- **Task to carry out**:
Copy each line below in which the word "account" occurs.

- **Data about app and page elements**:

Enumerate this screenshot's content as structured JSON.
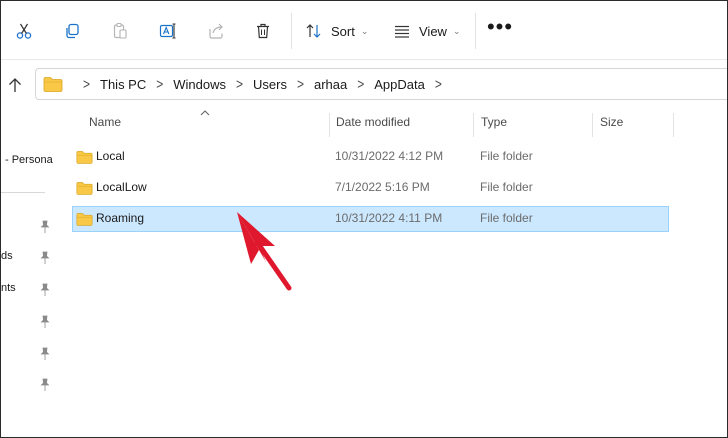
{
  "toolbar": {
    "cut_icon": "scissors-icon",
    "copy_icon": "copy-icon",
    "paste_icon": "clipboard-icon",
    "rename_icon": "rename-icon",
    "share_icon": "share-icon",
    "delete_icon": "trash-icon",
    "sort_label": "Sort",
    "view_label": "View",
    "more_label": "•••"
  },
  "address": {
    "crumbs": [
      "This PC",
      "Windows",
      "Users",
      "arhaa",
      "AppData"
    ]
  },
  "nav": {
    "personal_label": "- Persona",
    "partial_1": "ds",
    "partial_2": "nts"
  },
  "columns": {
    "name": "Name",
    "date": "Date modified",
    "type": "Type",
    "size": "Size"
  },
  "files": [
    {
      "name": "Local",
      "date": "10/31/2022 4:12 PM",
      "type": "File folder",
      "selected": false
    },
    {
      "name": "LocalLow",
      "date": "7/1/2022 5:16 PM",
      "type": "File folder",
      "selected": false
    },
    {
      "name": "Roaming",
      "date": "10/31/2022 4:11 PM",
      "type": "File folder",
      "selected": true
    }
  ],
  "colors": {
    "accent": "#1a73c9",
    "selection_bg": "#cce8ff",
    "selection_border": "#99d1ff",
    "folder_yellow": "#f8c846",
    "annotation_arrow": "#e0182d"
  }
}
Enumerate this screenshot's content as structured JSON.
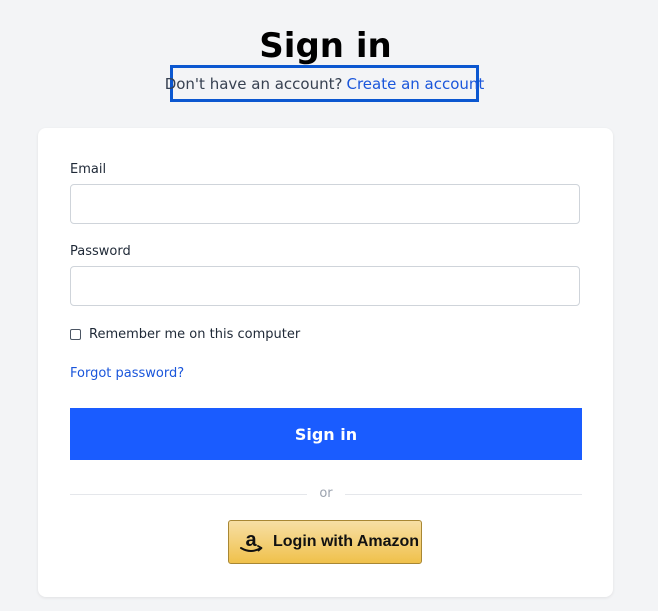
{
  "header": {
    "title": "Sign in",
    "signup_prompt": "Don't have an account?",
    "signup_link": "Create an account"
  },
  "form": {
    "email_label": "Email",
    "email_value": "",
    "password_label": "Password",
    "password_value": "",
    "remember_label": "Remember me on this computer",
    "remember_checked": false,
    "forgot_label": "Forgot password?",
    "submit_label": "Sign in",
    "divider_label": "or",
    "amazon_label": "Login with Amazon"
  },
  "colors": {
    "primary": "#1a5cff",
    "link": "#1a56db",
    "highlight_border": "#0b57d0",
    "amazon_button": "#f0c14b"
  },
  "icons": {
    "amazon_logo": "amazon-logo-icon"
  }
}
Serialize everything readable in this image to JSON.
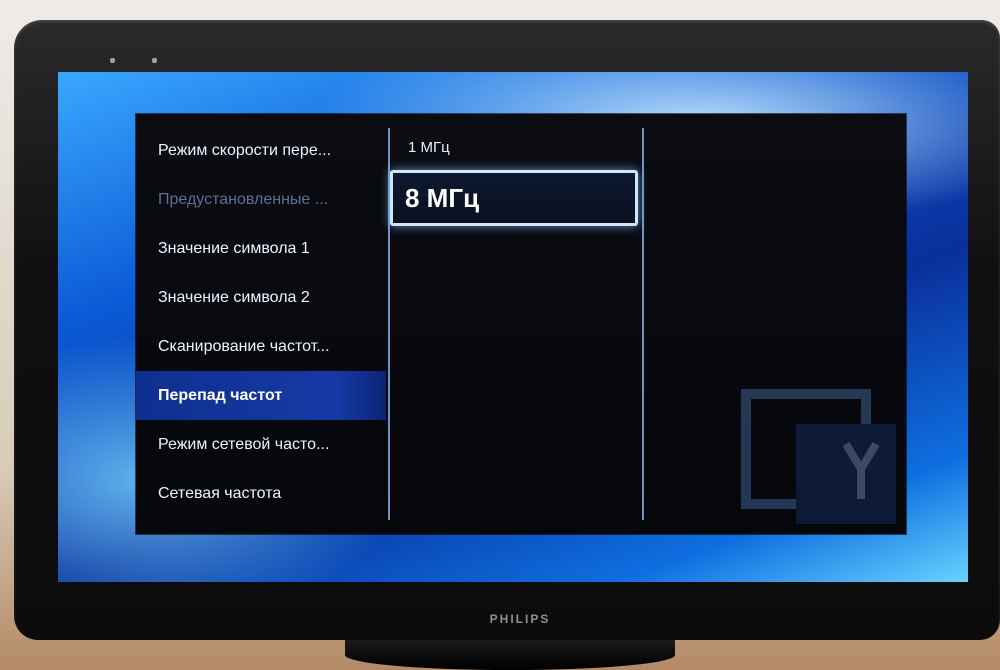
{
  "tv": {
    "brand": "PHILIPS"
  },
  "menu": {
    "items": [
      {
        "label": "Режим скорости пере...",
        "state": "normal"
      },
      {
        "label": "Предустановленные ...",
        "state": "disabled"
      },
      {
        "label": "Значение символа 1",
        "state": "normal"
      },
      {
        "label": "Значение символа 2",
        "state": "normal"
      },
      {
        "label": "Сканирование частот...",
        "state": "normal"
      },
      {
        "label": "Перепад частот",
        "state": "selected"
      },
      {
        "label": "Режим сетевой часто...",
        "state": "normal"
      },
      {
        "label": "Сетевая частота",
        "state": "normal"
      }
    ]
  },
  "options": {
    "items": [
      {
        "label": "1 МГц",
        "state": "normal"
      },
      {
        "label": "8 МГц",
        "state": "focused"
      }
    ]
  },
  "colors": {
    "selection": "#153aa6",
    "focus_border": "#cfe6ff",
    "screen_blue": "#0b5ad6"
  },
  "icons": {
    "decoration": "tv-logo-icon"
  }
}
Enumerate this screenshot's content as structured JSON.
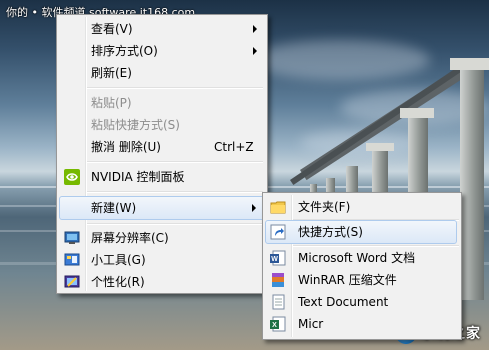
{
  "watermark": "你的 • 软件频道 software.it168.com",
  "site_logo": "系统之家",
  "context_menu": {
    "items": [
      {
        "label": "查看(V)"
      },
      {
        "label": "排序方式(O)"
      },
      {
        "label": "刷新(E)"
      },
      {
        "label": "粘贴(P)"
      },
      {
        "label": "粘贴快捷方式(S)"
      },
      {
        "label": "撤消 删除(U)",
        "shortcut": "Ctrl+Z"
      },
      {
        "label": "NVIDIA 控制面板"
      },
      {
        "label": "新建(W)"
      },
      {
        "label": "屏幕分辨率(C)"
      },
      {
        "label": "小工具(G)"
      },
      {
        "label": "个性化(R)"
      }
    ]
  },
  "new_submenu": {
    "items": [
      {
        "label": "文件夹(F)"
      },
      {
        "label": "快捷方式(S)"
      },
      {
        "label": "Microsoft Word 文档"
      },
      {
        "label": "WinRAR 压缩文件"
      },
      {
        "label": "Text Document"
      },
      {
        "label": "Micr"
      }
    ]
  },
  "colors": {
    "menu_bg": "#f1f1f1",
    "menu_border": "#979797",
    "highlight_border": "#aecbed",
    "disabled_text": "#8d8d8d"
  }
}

- **Answer area**:
    "signup_prompt": "Don't have an account?",
    "signup_link": "Create an account"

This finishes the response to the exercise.